Cumulative Proportion Surviving at the Time: The proportion of cases surviving from the start of the table until this time. When multiple cases experience the terminal event at the same time, these estimates are printed once for that time period and apply to all the cases whose drug took effect at that time.

 N of Cumulative Events: The number of cases that have experienced the terminal event from the start of the table until this time.

N of Remaining Cases: The number of cases that, at this time, have yet to experience the terminal event or be censored.


Survival Functions (Curves)

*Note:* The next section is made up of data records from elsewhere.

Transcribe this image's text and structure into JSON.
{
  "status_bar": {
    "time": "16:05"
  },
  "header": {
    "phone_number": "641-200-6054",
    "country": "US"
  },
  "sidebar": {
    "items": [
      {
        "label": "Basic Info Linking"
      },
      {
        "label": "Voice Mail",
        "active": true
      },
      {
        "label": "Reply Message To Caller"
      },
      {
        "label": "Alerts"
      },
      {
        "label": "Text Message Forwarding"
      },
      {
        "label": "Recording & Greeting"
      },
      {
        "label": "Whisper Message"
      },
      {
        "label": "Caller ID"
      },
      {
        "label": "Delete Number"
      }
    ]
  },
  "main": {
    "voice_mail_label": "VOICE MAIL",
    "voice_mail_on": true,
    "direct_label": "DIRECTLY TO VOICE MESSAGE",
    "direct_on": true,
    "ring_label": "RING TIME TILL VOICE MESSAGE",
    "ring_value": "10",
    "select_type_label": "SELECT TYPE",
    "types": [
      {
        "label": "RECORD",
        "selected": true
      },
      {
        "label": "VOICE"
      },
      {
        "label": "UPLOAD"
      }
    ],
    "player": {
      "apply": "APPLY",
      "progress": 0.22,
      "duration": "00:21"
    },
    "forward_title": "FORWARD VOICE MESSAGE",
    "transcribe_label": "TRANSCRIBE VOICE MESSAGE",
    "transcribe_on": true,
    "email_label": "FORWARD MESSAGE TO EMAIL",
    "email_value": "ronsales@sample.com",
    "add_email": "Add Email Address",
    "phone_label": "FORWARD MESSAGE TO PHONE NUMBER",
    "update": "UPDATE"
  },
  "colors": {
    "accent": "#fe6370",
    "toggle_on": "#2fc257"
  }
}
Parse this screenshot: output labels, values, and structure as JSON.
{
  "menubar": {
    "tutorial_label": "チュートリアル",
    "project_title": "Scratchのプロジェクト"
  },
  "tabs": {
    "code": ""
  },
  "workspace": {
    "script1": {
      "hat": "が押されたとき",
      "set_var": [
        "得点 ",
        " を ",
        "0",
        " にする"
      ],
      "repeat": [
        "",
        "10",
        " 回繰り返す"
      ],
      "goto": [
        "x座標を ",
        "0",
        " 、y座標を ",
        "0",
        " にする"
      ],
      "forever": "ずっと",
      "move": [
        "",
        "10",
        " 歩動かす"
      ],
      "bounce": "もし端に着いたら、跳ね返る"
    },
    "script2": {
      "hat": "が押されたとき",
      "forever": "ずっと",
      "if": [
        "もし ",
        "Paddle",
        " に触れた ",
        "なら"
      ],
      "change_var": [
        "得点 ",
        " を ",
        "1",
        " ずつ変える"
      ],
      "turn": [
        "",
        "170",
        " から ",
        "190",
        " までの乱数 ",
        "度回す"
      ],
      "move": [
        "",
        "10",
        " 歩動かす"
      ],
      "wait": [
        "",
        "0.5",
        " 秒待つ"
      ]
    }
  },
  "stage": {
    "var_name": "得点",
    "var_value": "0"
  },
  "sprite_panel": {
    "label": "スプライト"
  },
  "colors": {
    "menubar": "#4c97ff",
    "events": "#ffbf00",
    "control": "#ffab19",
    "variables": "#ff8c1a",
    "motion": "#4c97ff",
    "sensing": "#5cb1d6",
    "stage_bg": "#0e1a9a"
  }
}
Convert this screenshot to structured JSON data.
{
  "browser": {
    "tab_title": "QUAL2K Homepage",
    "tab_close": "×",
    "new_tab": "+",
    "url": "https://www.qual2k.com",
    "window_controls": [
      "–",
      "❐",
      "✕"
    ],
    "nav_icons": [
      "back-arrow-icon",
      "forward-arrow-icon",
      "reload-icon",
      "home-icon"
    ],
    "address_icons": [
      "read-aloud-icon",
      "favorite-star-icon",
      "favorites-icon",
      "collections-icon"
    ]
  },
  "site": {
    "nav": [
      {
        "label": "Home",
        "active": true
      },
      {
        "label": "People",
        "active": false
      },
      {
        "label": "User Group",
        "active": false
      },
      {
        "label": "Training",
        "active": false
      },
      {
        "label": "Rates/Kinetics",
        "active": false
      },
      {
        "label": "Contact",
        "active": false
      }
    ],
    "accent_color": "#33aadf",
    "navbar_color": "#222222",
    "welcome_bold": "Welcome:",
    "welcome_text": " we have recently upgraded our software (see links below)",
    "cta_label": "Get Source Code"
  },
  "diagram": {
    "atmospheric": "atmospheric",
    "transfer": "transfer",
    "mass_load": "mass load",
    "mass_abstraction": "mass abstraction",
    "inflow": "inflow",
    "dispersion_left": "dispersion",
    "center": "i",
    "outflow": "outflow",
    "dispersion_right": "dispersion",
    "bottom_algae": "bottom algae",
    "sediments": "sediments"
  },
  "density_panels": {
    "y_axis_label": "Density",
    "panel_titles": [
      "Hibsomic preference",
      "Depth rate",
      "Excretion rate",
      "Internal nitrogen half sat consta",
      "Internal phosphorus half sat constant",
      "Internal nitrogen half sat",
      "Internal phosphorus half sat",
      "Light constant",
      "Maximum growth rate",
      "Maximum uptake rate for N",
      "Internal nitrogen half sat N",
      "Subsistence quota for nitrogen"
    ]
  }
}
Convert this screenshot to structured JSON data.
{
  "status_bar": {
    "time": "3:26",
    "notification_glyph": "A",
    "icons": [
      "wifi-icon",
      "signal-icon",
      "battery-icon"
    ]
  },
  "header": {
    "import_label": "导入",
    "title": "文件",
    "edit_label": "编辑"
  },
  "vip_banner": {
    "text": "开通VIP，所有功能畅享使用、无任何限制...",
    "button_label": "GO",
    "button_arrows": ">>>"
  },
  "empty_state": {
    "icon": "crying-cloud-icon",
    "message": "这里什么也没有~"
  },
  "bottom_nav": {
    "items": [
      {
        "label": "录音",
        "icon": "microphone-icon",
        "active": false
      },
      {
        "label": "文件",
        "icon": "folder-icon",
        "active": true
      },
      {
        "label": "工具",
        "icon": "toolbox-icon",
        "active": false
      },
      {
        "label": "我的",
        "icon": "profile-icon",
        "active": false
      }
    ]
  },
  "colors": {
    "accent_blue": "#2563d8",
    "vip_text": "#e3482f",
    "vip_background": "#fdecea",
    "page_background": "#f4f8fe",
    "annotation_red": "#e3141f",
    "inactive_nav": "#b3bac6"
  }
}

The survival curves give a visual representation of the life tables. The horizontal axis shows the time to event. In this plot, drops in the survival curve occur whenever the medication takes effect in a patient. The vertical axis shows the probability of survival. Thus, any point on the survival curve shows the probability that a patient on a given treatment will not have experienced relief by that time.



Survival Figure 3


The plot for the New drug below that of the Existing drug throughout most of the trial, which suggests that the new drug may give faster relief than the old. To determine whether these differences are due to chance, look at the comparisons tables.


Mean and Medians for Survival Time

The means and medians for survival time table offers a quick numerical comparison of the "typical" times to effect for each of the medications. Since there is a lot of overlap in the confidence intervals, it is unlikely that there is much difference in the "average" survival time. On average, patients on the new treatment got quicker relief from pain compared to patients on the existing treatment (4.867 v 5.185).


 Survival Figure 4



The percentiles table gives estimates of the first quartile, median, and third quartile of the survival distribution. The interpretation of percentiles for survival curves is that the 75th percentile is the latest time that at least 75 percent of the patients have yet to feel relief.



Survival Figure 5


Overall Comparisons

This table provides overall tests of the equality of survival times across groups. Since the significance values of the tests are all greater than 0.05, you cannot determine a difference between the survival curves. Log rank is the standard test, Breslow gives more weight to early cases and Tarone-Ware weights early cases somewhat less heavily.


 Survival Figure 6



With the Kaplan-Meier Survival Analysis procedure, you have examined the distribution of time to effect for two different medications. The comparison tests show that there is not a statistically significant difference between them.